(Postscript added at bottom)
April begins with 'forsythia madness'...tall spires of yellow against a blue, blue sky...
I've lived where I do since early 1989 and every spring I tell myself I'm going to stop and
take a picture when the forsythia are in bloom around our township center, about 3 blocks
from my house...this year (2007) I did...
All the above forsythia are from that huge border around our township building
And the pear trees, beginning as green and pale pink, push their way onward into white
Some days in early April are damp with last night's raindrops still clinging to the evergreens
...and have a serene beauty all their own in the misty morning
My old lilacs leaf out and as I take this picture I am reminded of the same shot I took
below on Valentine's
Even the lilac branch at the end of my sidewalk has straightened enough from the weight of
ice below so that it will not need to be removed after all.
Daffodils that a mere two weeks ago were poking through the snow, have burst happily

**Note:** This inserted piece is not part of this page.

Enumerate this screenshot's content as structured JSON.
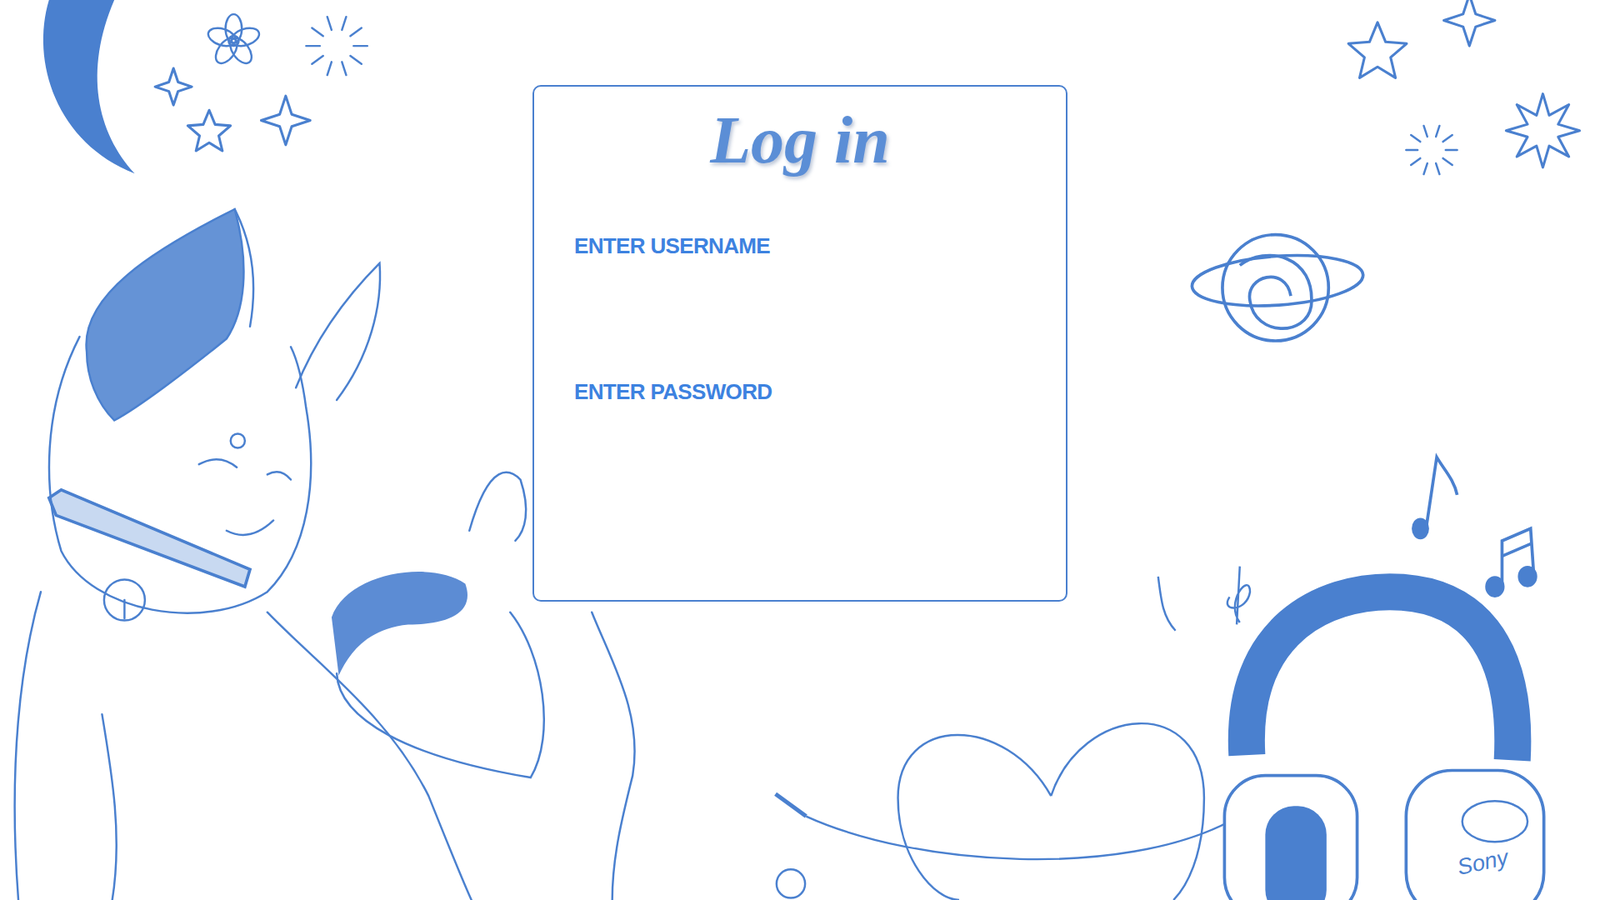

into full bloom...these two pictures are of the same area. That's the base of the trumpet
vine at the top of each.
On my smaller porch, pots of ranunculus wait in the sunlight

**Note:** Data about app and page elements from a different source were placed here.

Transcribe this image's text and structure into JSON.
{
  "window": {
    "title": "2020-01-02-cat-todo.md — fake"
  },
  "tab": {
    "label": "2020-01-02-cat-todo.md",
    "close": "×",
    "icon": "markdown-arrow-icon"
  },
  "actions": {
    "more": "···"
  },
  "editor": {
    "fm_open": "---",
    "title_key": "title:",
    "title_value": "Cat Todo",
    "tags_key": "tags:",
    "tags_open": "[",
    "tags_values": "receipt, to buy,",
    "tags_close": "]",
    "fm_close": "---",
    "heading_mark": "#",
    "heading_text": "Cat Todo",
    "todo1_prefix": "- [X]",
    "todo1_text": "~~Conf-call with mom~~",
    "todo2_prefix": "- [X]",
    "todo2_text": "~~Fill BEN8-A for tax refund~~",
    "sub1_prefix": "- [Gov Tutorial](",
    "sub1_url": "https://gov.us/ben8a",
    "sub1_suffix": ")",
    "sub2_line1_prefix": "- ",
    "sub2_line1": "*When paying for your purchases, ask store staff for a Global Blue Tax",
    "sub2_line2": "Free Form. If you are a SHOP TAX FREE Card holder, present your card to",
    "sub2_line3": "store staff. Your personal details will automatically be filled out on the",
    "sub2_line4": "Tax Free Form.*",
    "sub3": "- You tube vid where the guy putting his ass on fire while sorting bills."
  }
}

Melanie comes on Tues. the 3rd to help uncover buried stepping stones amongst the daffodils
and though it's 6 in the evening when I took this picture, she's comfortably dressed like this.
And in days up in the 70's, everything is delighting in the spring

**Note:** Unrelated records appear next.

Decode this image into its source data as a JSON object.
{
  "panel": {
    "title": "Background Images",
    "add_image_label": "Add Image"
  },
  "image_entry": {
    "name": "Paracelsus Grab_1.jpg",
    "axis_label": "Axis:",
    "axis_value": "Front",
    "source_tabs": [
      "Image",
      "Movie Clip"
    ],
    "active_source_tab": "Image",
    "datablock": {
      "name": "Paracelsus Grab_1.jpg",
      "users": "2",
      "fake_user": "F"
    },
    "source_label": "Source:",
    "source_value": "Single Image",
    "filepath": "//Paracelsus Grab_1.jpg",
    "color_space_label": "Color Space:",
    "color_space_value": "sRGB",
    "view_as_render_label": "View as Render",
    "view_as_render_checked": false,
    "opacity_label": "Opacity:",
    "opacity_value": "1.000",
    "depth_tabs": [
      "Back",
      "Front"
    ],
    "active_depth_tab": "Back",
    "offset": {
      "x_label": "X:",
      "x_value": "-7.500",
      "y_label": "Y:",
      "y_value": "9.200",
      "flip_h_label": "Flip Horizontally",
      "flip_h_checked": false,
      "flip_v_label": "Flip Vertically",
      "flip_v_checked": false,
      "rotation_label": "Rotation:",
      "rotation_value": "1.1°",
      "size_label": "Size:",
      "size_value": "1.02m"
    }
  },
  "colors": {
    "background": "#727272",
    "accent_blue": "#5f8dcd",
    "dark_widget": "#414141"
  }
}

... the world is filled with daffodils
The purple magnolia begins to bud
and in less than two days its color is on display
gloriously pinky/purple against the blue
But...then...winter returns on April 4th... a mere two days after the forsythia pictures were
taken on April 2nd
The temperatures go down into the low 20's night after night and by the second day of that,
the magnolia begins to show the wear of it
The daffodils, stronger in their nature, hold on longer, but after 2 days even they begin
to tilt toward the earth. A robin sits in the trumpet vine stalk, wondering where spring went.
But at least it looks much less uninviting than it did on Valentine's
...though then there were no daffodils to bend low with cold
and let their yellow faces finally press into the brownness below
and lie as though stepped upon atop the remnants of old maple leaves
So that by Easter morning on the 8th, the magnolia is reduced to this
forsythia to this
and what looked like this on Tuesday
looked like this on Easter Sunday
But there were some who managed still to hold their heads above the ground...
there are always, ever...some...who do.
And inside, safe and warm, flowers of another sort...are fine.
BACK TO JO'S OTHER PLACE
POSTSCRIPT ADDED APRIL 12, 2007
EIGHT DAYS AFTER THE FIRST PICTURES ABOVE WERE TAKEN, I WENT
BACK TO THE FORSYTHIA ROW AND THE PEAR TREE AND TOOK A COUPLE
OF NEW SHOTS TO SHOW THE CONTRASTS. AH, THE DIFFERENCE A WEEK MAKES!
This pear by the township building (forsythias in background) actually fared fairly well.
In general, though, the many, many Bradford pears that are in bloom here now have
much more brown to them.
On my magnolia, as sad as it looks, you can see there are some buds that were too small
to be in bloom last week and I expect there will be a few more blooms that will come out
A number of the daffodils are holding their heads up somewhat better. The ones that
lay flat, though, remain flat.
These were the ones I used as an example of daffs that didn't lie all the way down.
Here they are from the front the morning of the 12th, looking pretty good!!
And this brave little primrose looked just like this on the 3rd AND on the 12th.
AND NOW A POST-POSTSCRIPT! The purple magnolia tried a second flush of blooms,
so that the new ones were there among the crisp, black remains of the old...
So this is what it looked like on April 27, 2007.
The tree itself, of course, is perfectly all right. This is it at the end of May.